*** Provided material ***
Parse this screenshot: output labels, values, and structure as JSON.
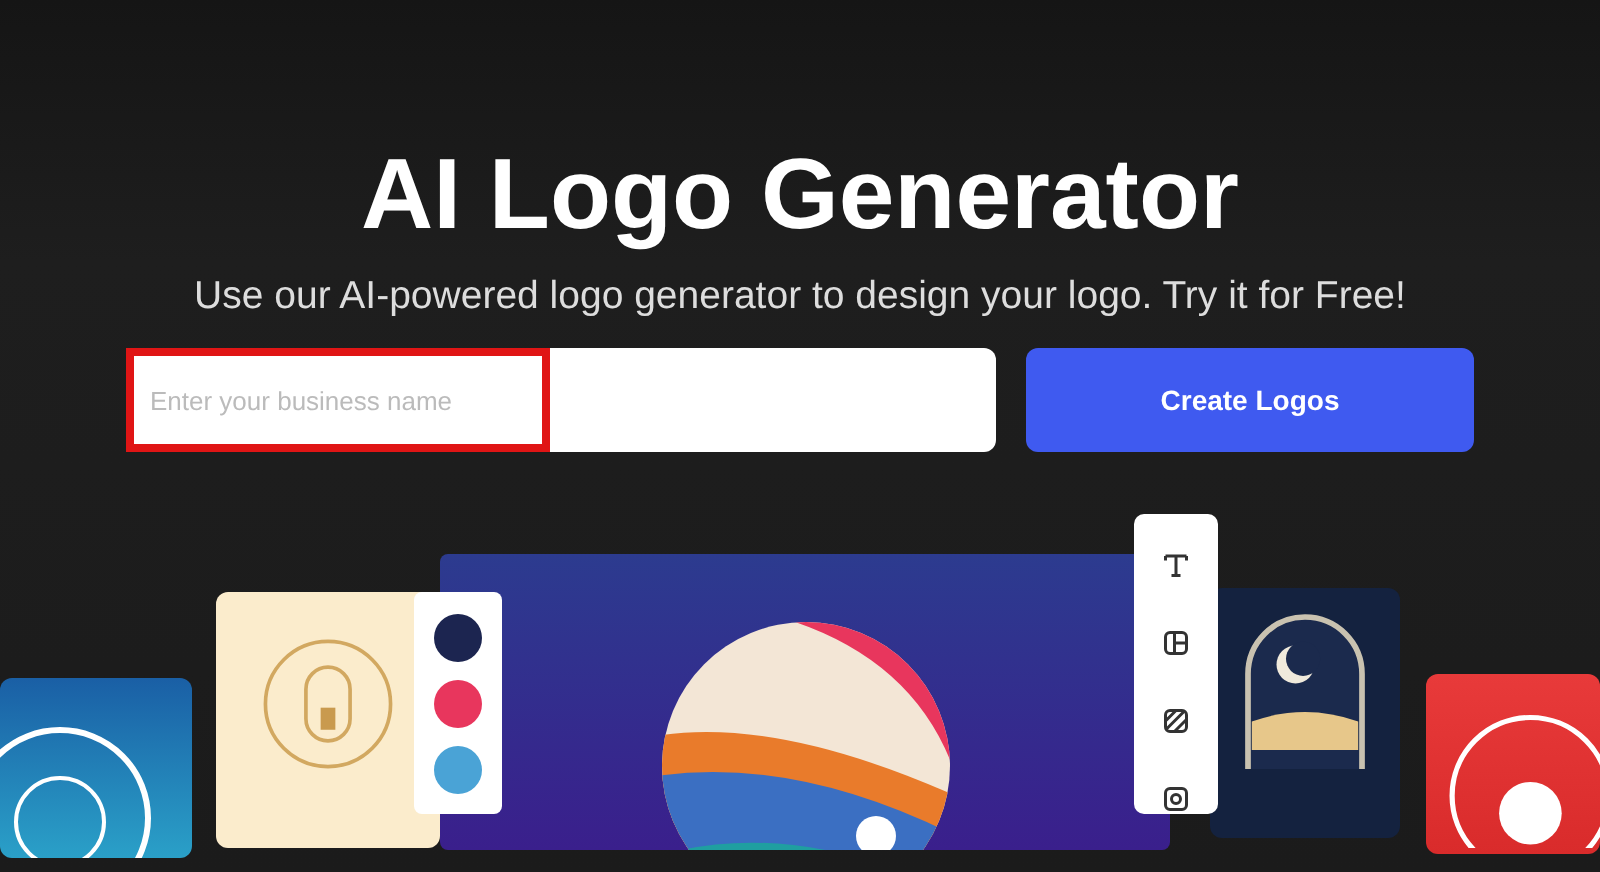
{
  "hero": {
    "title": "AI Logo Generator",
    "subtitle": "Use our AI-powered logo generator to design your logo. Try it for Free!"
  },
  "search": {
    "placeholder": "Enter your business name",
    "highlighted": true
  },
  "button": {
    "label": "Create Logos"
  },
  "palette": [
    {
      "color": "#1c2550"
    },
    {
      "color": "#e8365d"
    },
    {
      "color": "#4aa3d6"
    }
  ]
}
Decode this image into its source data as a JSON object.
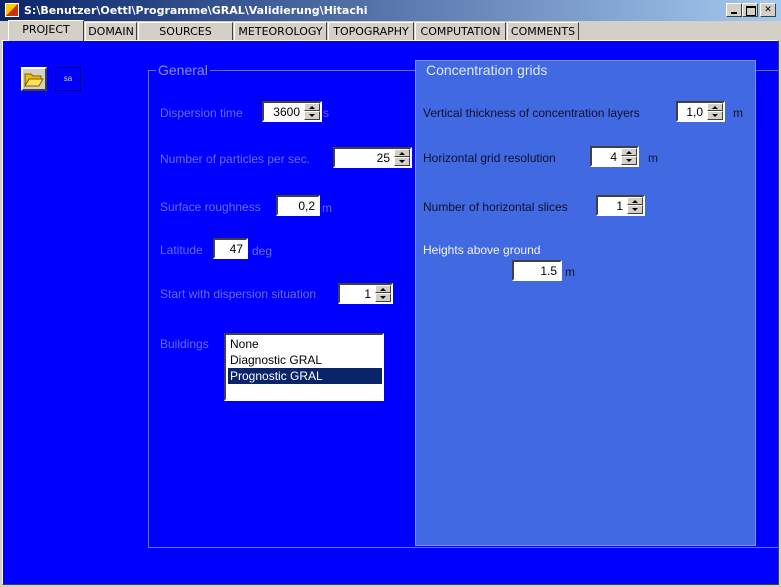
{
  "window": {
    "title": "S:\\Benutzer\\Oettl\\Programme\\GRAL\\Validierung\\Hitachi",
    "minimize_label": "",
    "maximize_label": "",
    "close_label": "✕"
  },
  "tabs": [
    "PROJECT",
    "DOMAIN",
    "SOURCES",
    "METEOROLOGY",
    "TOPOGRAPHY",
    "COMPUTATION",
    "COMMENTS"
  ],
  "active_tab": "PROJECT",
  "toolbar": {
    "open_icon": "folder-open-icon",
    "save_label": "sa"
  },
  "general": {
    "title": "General",
    "dispersion_time": {
      "label": "Dispersion time",
      "value": "3600",
      "unit": "s"
    },
    "particles": {
      "label": "Number of particles per sec.",
      "value": "25"
    },
    "roughness": {
      "label": "Surface roughness",
      "value": "0,2",
      "unit": "m"
    },
    "latitude": {
      "label": "Latitude",
      "value": "47",
      "unit": "deg"
    },
    "start_situation": {
      "label": "Start with dispersion situation",
      "value": "1"
    },
    "buildings": {
      "label": "Buildings",
      "options": [
        "None",
        "Diagnostic GRAL",
        "Prognostic GRAL"
      ],
      "selected": "Prognostic GRAL"
    }
  },
  "concentration": {
    "title": "Concentration grids",
    "vertical_thickness": {
      "label": "Vertical thickness of concentration layers",
      "value": "1,0",
      "unit": "m"
    },
    "horizontal_resolution": {
      "label": "Horizontal grid resolution",
      "value": "4",
      "unit": "m"
    },
    "horizontal_slices": {
      "label": "Number of horizontal slices",
      "value": "1"
    },
    "heights": {
      "label": "Heights above ground",
      "value": "1.5",
      "unit": "m"
    }
  },
  "colors": {
    "background": "#0000ff",
    "panel": "#4169e1",
    "chrome": "#d4d0c8",
    "selection": "#0a246a"
  }
}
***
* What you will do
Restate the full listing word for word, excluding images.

* Reply
Parse this screenshot: output labels, values, and structure as JSON.
{
  "hero": {
    "title": "AI Logo Generator",
    "subtitle": "Use our AI-powered logo generator to design your logo. Try it for Free!"
  },
  "search": {
    "placeholder": "Enter your business name",
    "highlighted": true
  },
  "button": {
    "label": "Create Logos"
  },
  "palette": [
    {
      "color": "#1c2550"
    },
    {
      "color": "#e8365d"
    },
    {
      "color": "#4aa3d6"
    }
  ]
}
Decode this image into its source data as a JSON object.
{
  "window": {
    "title": "S:\\Benutzer\\Oettl\\Programme\\GRAL\\Validierung\\Hitachi",
    "minimize_label": "",
    "maximize_label": "",
    "close_label": "✕"
  },
  "tabs": [
    "PROJECT",
    "DOMAIN",
    "SOURCES",
    "METEOROLOGY",
    "TOPOGRAPHY",
    "COMPUTATION",
    "COMMENTS"
  ],
  "active_tab": "PROJECT",
  "toolbar": {
    "open_icon": "folder-open-icon",
    "save_label": "sa"
  },
  "general": {
    "title": "General",
    "dispersion_time": {
      "label": "Dispersion time",
      "value": "3600",
      "unit": "s"
    },
    "particles": {
      "label": "Number of particles per sec.",
      "value": "25"
    },
    "roughness": {
      "label": "Surface roughness",
      "value": "0,2",
      "unit": "m"
    },
    "latitude": {
      "label": "Latitude",
      "value": "47",
      "unit": "deg"
    },
    "start_situation": {
      "label": "Start with dispersion situation",
      "value": "1"
    },
    "buildings": {
      "label": "Buildings",
      "options": [
        "None",
        "Diagnostic GRAL",
        "Prognostic GRAL"
      ],
      "selected": "Prognostic GRAL"
    }
  },
  "concentration": {
    "title": "Concentration grids",
    "vertical_thickness": {
      "label": "Vertical thickness of concentration layers",
      "value": "1,0",
      "unit": "m"
    },
    "horizontal_resolution": {
      "label": "Horizontal grid resolution",
      "value": "4",
      "unit": "m"
    },
    "horizontal_slices": {
      "label": "Number of horizontal slices",
      "value": "1"
    },
    "heights": {
      "label": "Heights above ground",
      "value": "1.5",
      "unit": "m"
    }
  },
  "colors": {
    "background": "#0000ff",
    "panel": "#4169e1",
    "chrome": "#d4d0c8",
    "selection": "#0a246a"
  }
}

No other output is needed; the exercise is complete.